Increase Efficiency

In a centralised system, the power, control and profits pass mostly into the hands of a few big players. 

This can decrease competition, while increasing your business’s over-reliance on a single supplier. That means less competitive pricing, and fewer opportunities to diversify your supply chain.

On the other hand, a decentralised supply chain delegates control to other players in the system. This helps foster a culture of cooperation among suppliers, but it also makes it easier for your business to source products at competitive prices and consistent volumes. 

You also empower your vendors to make quick decisions on their feet that will be beneficial to all, instead of having to go through a hierarchy of approvals to adapt to new circumstances.

Respond with Agility 

With a decentralised system, you’ll be tapping into local industries, and thus, you won’t be relying on a series of overseas shipments to assemble your commodity and get it into the hands of your buyers.

For example, a laptop with its keyboard coming from Indonesia, its microchip coming from the Philippines, and the rest of its parts to be assembled in China will take months to finish. Then, it will take another few months for the assembled laptop to reach the consumer.

Instead, a decentralised supply chain lets you tap into local suppliers who’ll need less time for logistics and even less time for shipping the commodity to you or your customers.

Another benefit is business continuity: when an unexpected disaster or disruption occurs to one location within your supply chain, you can recover quickly by shifting production to unaffected suppliers. 

Promote Sustainable Practices

Because China has long been the epicentre of manufacturing, it has also become the top polluter and home to some of the worst labour practices in the world. Its pollution is so immense that its citizens constantly face the danger of dying from air pollution, among many other things. While labour conditions are so dire in some circumstances that news reports about them regularly make headlines.

This is because the majority of the world’s commodities come from just one country: China.

However, if we move away from China and opt to spread the load of an entire world’s production across other countries, the division of labour and production will be achievable, and we can avoid unnecessary human rights and environmental issues. 

Plus, manufacturing sites might even be closer to home, meaning a reduced carbon footprint when it comes to shipping and transportation.

Increase Long-Term Profits
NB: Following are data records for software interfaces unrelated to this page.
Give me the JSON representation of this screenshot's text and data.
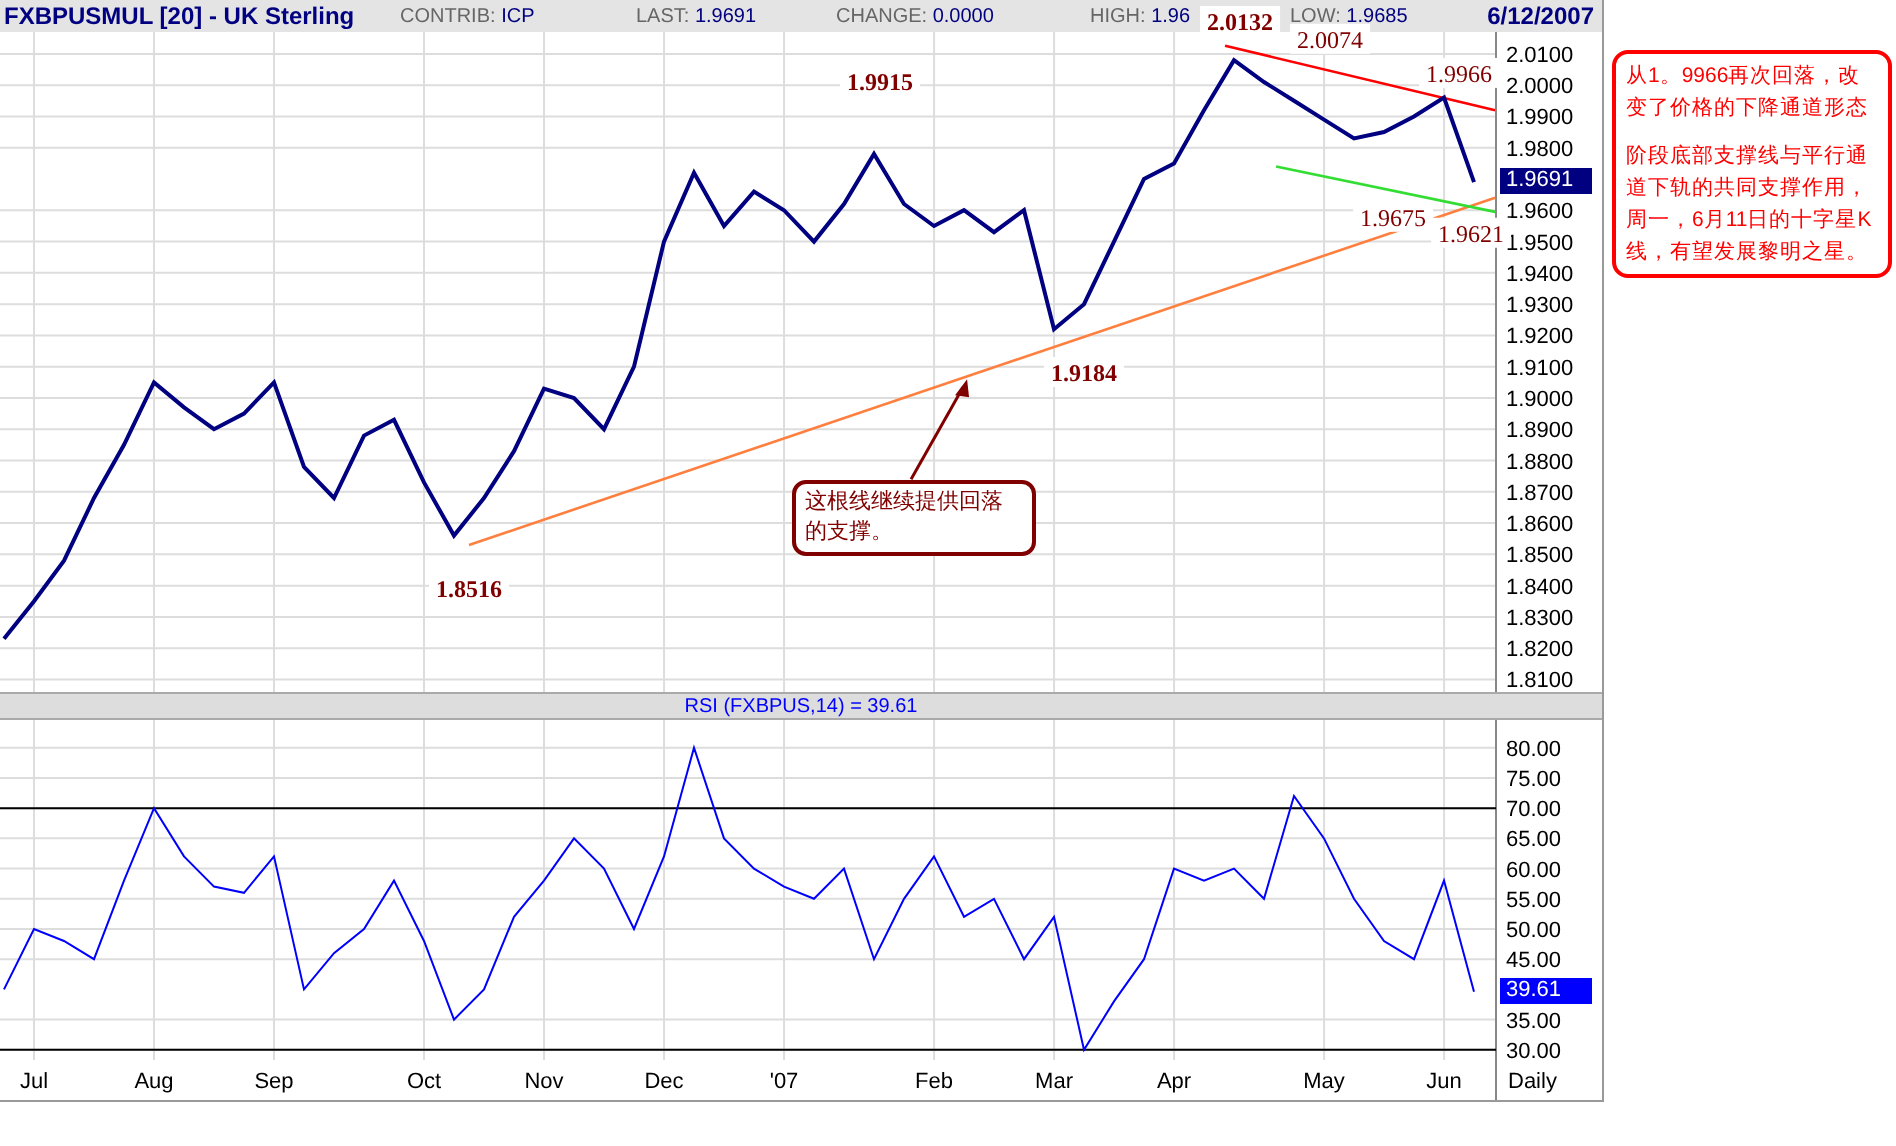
{
  "header": {
    "symbol": "FXBPUSMUL [20] - UK Sterling",
    "fields": [
      {
        "label": "CONTRIB:",
        "value": "ICP"
      },
      {
        "label": "LAST:",
        "value": "1.9691"
      },
      {
        "label": "CHANGE:",
        "value": "0.0000"
      },
      {
        "label": "HIGH:",
        "value": "1.96"
      },
      {
        "label": "LOW:",
        "value": "1.9685"
      }
    ],
    "date": "6/12/2007"
  },
  "price_panel": {
    "last_marker": "1.9691",
    "chart_data": {
      "type": "line",
      "ylim": [
        1.806,
        2.017
      ],
      "grid": true,
      "categories": [
        null,
        null,
        null,
        null,
        null,
        null,
        null,
        null,
        null,
        null,
        null,
        null,
        null,
        null,
        null,
        null,
        null,
        null,
        null,
        null,
        null,
        null,
        null,
        null,
        null,
        null,
        null,
        null,
        null,
        null,
        null,
        null,
        null,
        null,
        null,
        null,
        null,
        null,
        null,
        null,
        null,
        null,
        null,
        null,
        null,
        null,
        null,
        null,
        null,
        null
      ],
      "series": [
        {
          "color": "#000080",
          "values": [
            1.823,
            1.835,
            1.848,
            1.868,
            1.885,
            1.905,
            1.897,
            1.89,
            1.895,
            1.905,
            1.878,
            1.868,
            1.888,
            1.893,
            1.873,
            1.856,
            1.868,
            1.883,
            1.903,
            1.9,
            1.89,
            1.91,
            1.95,
            1.972,
            1.955,
            1.966,
            1.96,
            1.95,
            1.962,
            1.978,
            1.962,
            1.955,
            1.96,
            1.953,
            1.96,
            1.922,
            1.93,
            1.95,
            1.97,
            1.975,
            1.992,
            2.008,
            2.001,
            1.995,
            1.989,
            1.983,
            1.985,
            1.99,
            1.996,
            1.969
          ]
        }
      ],
      "yticks": [
        {
          "value": 1.81,
          "label": "1.8100"
        },
        {
          "value": 1.82,
          "label": "1.8200"
        },
        {
          "value": 1.83,
          "label": "1.8300"
        },
        {
          "value": 1.84,
          "label": "1.8400"
        },
        {
          "value": 1.85,
          "label": "1.8500"
        },
        {
          "value": 1.86,
          "label": "1.8600"
        },
        {
          "value": 1.87,
          "label": "1.8700"
        },
        {
          "value": 1.88,
          "label": "1.8800"
        },
        {
          "value": 1.89,
          "label": "1.8900"
        },
        {
          "value": 1.9,
          "label": "1.9000"
        },
        {
          "value": 1.91,
          "label": "1.9100"
        },
        {
          "value": 1.92,
          "label": "1.9200"
        },
        {
          "value": 1.93,
          "label": "1.9300"
        },
        {
          "value": 1.94,
          "label": "1.9400"
        },
        {
          "value": 1.95,
          "label": "1.9500"
        },
        {
          "value": 1.96,
          "label": "1.9600"
        },
        {
          "value": 1.98,
          "label": "1.9800"
        },
        {
          "value": 1.99,
          "label": "1.9900"
        },
        {
          "value": 2.0,
          "label": "2.0000"
        },
        {
          "value": 2.01,
          "label": "2.0100"
        }
      ]
    },
    "trend_lines": [
      {
        "color": "#ff7f3f"
      },
      {
        "color": "#ff0000"
      },
      {
        "color": "#33dd33"
      }
    ],
    "price_labels": [
      {
        "text": "1.8516",
        "bold": true
      },
      {
        "text": "1.9915",
        "bold": true
      },
      {
        "text": "2.0132",
        "bold": true
      },
      {
        "text": "2.0074",
        "bold": false
      },
      {
        "text": "1.9966",
        "bold": false
      },
      {
        "text": "1.9675",
        "bold": false
      },
      {
        "text": "1.9621",
        "bold": false
      },
      {
        "text": "1.9184",
        "bold": true
      }
    ],
    "callouts": [
      "这根线继续提供回落的支撑。"
    ]
  },
  "note": {
    "paragraphs": [
      "从1。9966再次回落，改变了价格的下降通道形态",
      "阶段底部支撑线与平行通道下轨的共同支撑作用，周一，6月11日的十字星K线，有望发展黎明之星。"
    ]
  },
  "rsi_panel": {
    "title": "RSI (FXBPUS,14) = 39.61",
    "last_marker": "39.61",
    "chart_data": {
      "type": "line",
      "ylim": [
        28.3,
        84.6
      ],
      "grid": true,
      "categories": [
        null,
        "Jul",
        null,
        null,
        null,
        "Aug",
        null,
        null,
        null,
        "Sep",
        null,
        null,
        null,
        null,
        "Oct",
        null,
        null,
        null,
        "Nov",
        null,
        null,
        null,
        "Dec",
        null,
        null,
        null,
        "'07",
        null,
        null,
        null,
        null,
        "Feb",
        null,
        null,
        null,
        "Mar",
        null,
        null,
        null,
        "Apr",
        null,
        null,
        null,
        null,
        "May",
        null,
        null,
        null,
        "Jun",
        null
      ],
      "series": [
        {
          "color": "#0000ff",
          "values": [
            40,
            50,
            48,
            45,
            58,
            70,
            62,
            57,
            56,
            62,
            40,
            46,
            50,
            58,
            48,
            35,
            40,
            52,
            58,
            65,
            60,
            50,
            62,
            80,
            65,
            60,
            57,
            55,
            60,
            45,
            55,
            62,
            52,
            55,
            45,
            52,
            30,
            38,
            45,
            60,
            58,
            60,
            55,
            72,
            65,
            55,
            48,
            45,
            58,
            39.6
          ]
        }
      ],
      "yticks": [
        {
          "value": 30,
          "label": "30.00"
        },
        {
          "value": 35,
          "label": "35.00"
        },
        {
          "value": 45,
          "label": "45.00"
        },
        {
          "value": 50,
          "label": "50.00"
        },
        {
          "value": 55,
          "label": "55.00"
        },
        {
          "value": 60,
          "label": "60.00"
        },
        {
          "value": 65,
          "label": "65.00"
        },
        {
          "value": 70,
          "label": "70.00"
        },
        {
          "value": 75,
          "label": "75.00"
        },
        {
          "value": 80,
          "label": "80.00"
        }
      ]
    }
  },
  "x_axis": {
    "period": "Daily"
  }
}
Although decentralisation may sound like a costly investment, with lots of time spent searching out multiple factories in different locations and navigating the local labour and environmental laws in different countries, it’s one that yields many benefits in the long run.

You can save millions of dollars by avoiding mistakes, containing disruptions, and quickly reacting to and meeting changes in your customers’ behaviours and preferences.

Plus, decentralising can sometimes shorten transportation times, something which can save a lot of money, depending on the industry you’re in. For example, products with limited shelf lives can have their product lifetimes optimised, with less time spent in transit.

Safety in Decentralisation

Businesses have long felt the vulnerabilities of a centralised supply chain, but the recent COVID-19 pandemic has forced us all to confront this reality, once and for all. 

The decentralised supply chain is no longer an option, it’s a necessity.

Decentralisation enables a globalised business to efficiently and effectively function with reduced risk, increased efficiency and agility, better sustainable practices, and better long-term profitability.

We know that decentralising a decades-old system can seem like an impossible task without outside help. 

That’s why we at Good for Life are here to help you make the transition as efficient and seamless as possible. We have more than ten years of experience in decentralising businesses away from China towards a more sustainable, risk-free, and profitable future. 

Contact us to learn more and get a quote.